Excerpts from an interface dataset
■ ■ ■ ■

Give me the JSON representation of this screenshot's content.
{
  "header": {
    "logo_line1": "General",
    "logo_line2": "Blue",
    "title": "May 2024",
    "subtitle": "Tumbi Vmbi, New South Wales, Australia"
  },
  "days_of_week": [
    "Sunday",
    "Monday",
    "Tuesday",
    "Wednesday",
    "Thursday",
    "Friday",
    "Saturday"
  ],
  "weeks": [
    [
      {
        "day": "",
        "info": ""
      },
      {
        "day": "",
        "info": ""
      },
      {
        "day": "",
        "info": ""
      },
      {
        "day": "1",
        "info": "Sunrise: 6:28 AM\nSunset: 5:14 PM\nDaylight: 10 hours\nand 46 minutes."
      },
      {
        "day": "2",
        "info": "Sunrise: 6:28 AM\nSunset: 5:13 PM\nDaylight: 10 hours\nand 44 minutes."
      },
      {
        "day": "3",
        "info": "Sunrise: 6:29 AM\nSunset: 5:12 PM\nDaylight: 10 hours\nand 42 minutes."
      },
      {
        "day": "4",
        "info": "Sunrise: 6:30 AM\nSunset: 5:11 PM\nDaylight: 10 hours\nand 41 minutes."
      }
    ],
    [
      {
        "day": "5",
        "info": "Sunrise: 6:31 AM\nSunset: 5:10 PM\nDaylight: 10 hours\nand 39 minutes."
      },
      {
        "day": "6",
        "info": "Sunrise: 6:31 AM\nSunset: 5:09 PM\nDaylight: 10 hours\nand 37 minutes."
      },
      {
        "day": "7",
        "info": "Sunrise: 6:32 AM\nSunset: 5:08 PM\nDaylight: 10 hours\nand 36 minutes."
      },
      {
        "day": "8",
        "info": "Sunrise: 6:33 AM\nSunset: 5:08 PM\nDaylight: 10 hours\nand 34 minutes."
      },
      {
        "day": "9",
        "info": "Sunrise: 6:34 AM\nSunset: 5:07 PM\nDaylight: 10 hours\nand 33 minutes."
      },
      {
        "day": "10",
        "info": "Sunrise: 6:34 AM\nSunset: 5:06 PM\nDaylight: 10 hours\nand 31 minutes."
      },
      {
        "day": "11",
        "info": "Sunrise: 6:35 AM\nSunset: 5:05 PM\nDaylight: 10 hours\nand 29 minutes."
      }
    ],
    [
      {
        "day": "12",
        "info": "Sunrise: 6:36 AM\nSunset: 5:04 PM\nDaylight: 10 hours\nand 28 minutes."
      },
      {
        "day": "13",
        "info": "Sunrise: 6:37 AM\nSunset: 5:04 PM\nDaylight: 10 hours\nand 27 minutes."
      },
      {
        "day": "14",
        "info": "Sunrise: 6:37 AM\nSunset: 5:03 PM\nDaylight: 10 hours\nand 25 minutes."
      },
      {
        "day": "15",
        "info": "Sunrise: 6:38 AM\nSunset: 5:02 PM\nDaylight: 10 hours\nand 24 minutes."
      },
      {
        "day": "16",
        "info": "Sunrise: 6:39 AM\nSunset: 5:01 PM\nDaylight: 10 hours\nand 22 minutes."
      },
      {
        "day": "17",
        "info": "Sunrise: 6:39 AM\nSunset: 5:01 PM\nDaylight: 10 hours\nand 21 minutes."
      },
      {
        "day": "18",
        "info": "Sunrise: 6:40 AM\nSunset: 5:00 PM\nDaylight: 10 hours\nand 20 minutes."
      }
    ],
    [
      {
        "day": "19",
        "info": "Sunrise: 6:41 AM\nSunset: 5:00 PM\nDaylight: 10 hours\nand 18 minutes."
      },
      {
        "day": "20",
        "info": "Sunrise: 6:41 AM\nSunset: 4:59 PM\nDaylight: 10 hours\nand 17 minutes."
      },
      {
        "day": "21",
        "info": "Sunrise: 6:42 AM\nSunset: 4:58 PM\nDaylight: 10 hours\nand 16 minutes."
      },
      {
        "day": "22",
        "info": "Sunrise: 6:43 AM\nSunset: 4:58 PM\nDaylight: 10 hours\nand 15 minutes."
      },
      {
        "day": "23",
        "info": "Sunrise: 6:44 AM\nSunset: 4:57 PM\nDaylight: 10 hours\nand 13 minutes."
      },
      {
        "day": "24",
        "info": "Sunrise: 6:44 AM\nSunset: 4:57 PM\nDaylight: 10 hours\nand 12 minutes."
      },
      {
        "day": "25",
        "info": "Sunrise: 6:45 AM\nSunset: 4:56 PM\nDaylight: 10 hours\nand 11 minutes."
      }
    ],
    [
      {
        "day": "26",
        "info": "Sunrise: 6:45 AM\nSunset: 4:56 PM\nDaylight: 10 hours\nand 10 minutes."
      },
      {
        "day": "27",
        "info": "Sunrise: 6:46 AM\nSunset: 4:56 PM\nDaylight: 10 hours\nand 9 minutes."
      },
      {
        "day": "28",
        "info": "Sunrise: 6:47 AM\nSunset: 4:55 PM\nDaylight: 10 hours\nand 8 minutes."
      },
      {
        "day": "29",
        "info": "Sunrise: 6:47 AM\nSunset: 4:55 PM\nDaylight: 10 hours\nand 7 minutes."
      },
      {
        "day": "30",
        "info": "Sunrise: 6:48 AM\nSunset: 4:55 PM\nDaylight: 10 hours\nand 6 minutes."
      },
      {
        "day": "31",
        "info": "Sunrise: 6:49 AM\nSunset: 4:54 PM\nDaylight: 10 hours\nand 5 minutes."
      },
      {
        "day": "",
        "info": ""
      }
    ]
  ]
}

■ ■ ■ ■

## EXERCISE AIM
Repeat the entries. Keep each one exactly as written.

## RESULT FOR THIS EXERCISE
Give me the JSON representation of this screenshot's content.
{
  "header": {
    "logo_line1": "General",
    "logo_line2": "Blue",
    "title": "May 2024",
    "subtitle": "Tumbi Vmbi, New South Wales, Australia"
  },
  "days_of_week": [
    "Sunday",
    "Monday",
    "Tuesday",
    "Wednesday",
    "Thursday",
    "Friday",
    "Saturday"
  ],
  "weeks": [
    [
      {
        "day": "",
        "info": ""
      },
      {
        "day": "",
        "info": ""
      },
      {
        "day": "",
        "info": ""
      },
      {
        "day": "1",
        "info": "Sunrise: 6:28 AM\nSunset: 5:14 PM\nDaylight: 10 hours\nand 46 minutes."
      },
      {
        "day": "2",
        "info": "Sunrise: 6:28 AM\nSunset: 5:13 PM\nDaylight: 10 hours\nand 44 minutes."
      },
      {
        "day": "3",
        "info": "Sunrise: 6:29 AM\nSunset: 5:12 PM\nDaylight: 10 hours\nand 42 minutes."
      },
      {
        "day": "4",
        "info": "Sunrise: 6:30 AM\nSunset: 5:11 PM\nDaylight: 10 hours\nand 41 minutes."
      }
    ],
    [
      {
        "day": "5",
        "info": "Sunrise: 6:31 AM\nSunset: 5:10 PM\nDaylight: 10 hours\nand 39 minutes."
      },
      {
        "day": "6",
        "info": "Sunrise: 6:31 AM\nSunset: 5:09 PM\nDaylight: 10 hours\nand 37 minutes."
      },
      {
        "day": "7",
        "info": "Sunrise: 6:32 AM\nSunset: 5:08 PM\nDaylight: 10 hours\nand 36 minutes."
      },
      {
        "day": "8",
        "info": "Sunrise: 6:33 AM\nSunset: 5:08 PM\nDaylight: 10 hours\nand 34 minutes."
      },
      {
        "day": "9",
        "info": "Sunrise: 6:34 AM\nSunset: 5:07 PM\nDaylight: 10 hours\nand 33 minutes."
      },
      {
        "day": "10",
        "info": "Sunrise: 6:34 AM\nSunset: 5:06 PM\nDaylight: 10 hours\nand 31 minutes."
      },
      {
        "day": "11",
        "info": "Sunrise: 6:35 AM\nSunset: 5:05 PM\nDaylight: 10 hours\nand 29 minutes."
      }
    ],
    [
      {
        "day": "12",
        "info": "Sunrise: 6:36 AM\nSunset: 5:04 PM\nDaylight: 10 hours\nand 28 minutes."
      },
      {
        "day": "13",
        "info": "Sunrise: 6:37 AM\nSunset: 5:04 PM\nDaylight: 10 hours\nand 27 minutes."
      },
      {
        "day": "14",
        "info": "Sunrise: 6:37 AM\nSunset: 5:03 PM\nDaylight: 10 hours\nand 25 minutes."
      },
      {
        "day": "15",
        "info": "Sunrise: 6:38 AM\nSunset: 5:02 PM\nDaylight: 10 hours\nand 24 minutes."
      },
      {
        "day": "16",
        "info": "Sunrise: 6:39 AM\nSunset: 5:01 PM\nDaylight: 10 hours\nand 22 minutes."
      },
      {
        "day": "17",
        "info": "Sunrise: 6:39 AM\nSunset: 5:01 PM\nDaylight: 10 hours\nand 21 minutes."
      },
      {
        "day": "18",
        "info": "Sunrise: 6:40 AM\nSunset: 5:00 PM\nDaylight: 10 hours\nand 20 minutes."
      }
    ],
    [
      {
        "day": "19",
        "info": "Sunrise: 6:41 AM\nSunset: 5:00 PM\nDaylight: 10 hours\nand 18 minutes."
      },
      {
        "day": "20",
        "info": "Sunrise: 6:41 AM\nSunset: 4:59 PM\nDaylight: 10 hours\nand 17 minutes."
      },
      {
        "day": "21",
        "info": "Sunrise: 6:42 AM\nSunset: 4:58 PM\nDaylight: 10 hours\nand 16 minutes."
      },
      {
        "day": "22",
        "info": "Sunrise: 6:43 AM\nSunset: 4:58 PM\nDaylight: 10 hours\nand 15 minutes."
      },
      {
        "day": "23",
        "info": "Sunrise: 6:44 AM\nSunset: 4:57 PM\nDaylight: 10 hours\nand 13 minutes."
      },
      {
        "day": "24",
        "info": "Sunrise: 6:44 AM\nSunset: 4:57 PM\nDaylight: 10 hours\nand 12 minutes."
      },
      {
        "day": "25",
        "info": "Sunrise: 6:45 AM\nSunset: 4:56 PM\nDaylight: 10 hours\nand 11 minutes."
      }
    ],
    [
      {
        "day": "26",
        "info": "Sunrise: 6:45 AM\nSunset: 4:56 PM\nDaylight: 10 hours\nand 10 minutes."
      },
      {
        "day": "27",
        "info": "Sunrise: 6:46 AM\nSunset: 4:56 PM\nDaylight: 10 hours\nand 9 minutes."
      },
      {
        "day": "28",
        "info": "Sunrise: 6:47 AM\nSunset: 4:55 PM\nDaylight: 10 hours\nand 8 minutes."
      },
      {
        "day": "29",
        "info": "Sunrise: 6:47 AM\nSunset: 4:55 PM\nDaylight: 10 hours\nand 7 minutes."
      },
      {
        "day": "30",
        "info": "Sunrise: 6:48 AM\nSunset: 4:55 PM\nDaylight: 10 hours\nand 6 minutes."
      },
      {
        "day": "31",
        "info": "Sunrise: 6:49 AM\nSunset: 4:54 PM\nDaylight: 10 hours\nand 5 minutes."
      },
      {
        "day": "",
        "info": ""
      }
    ]
  ]
}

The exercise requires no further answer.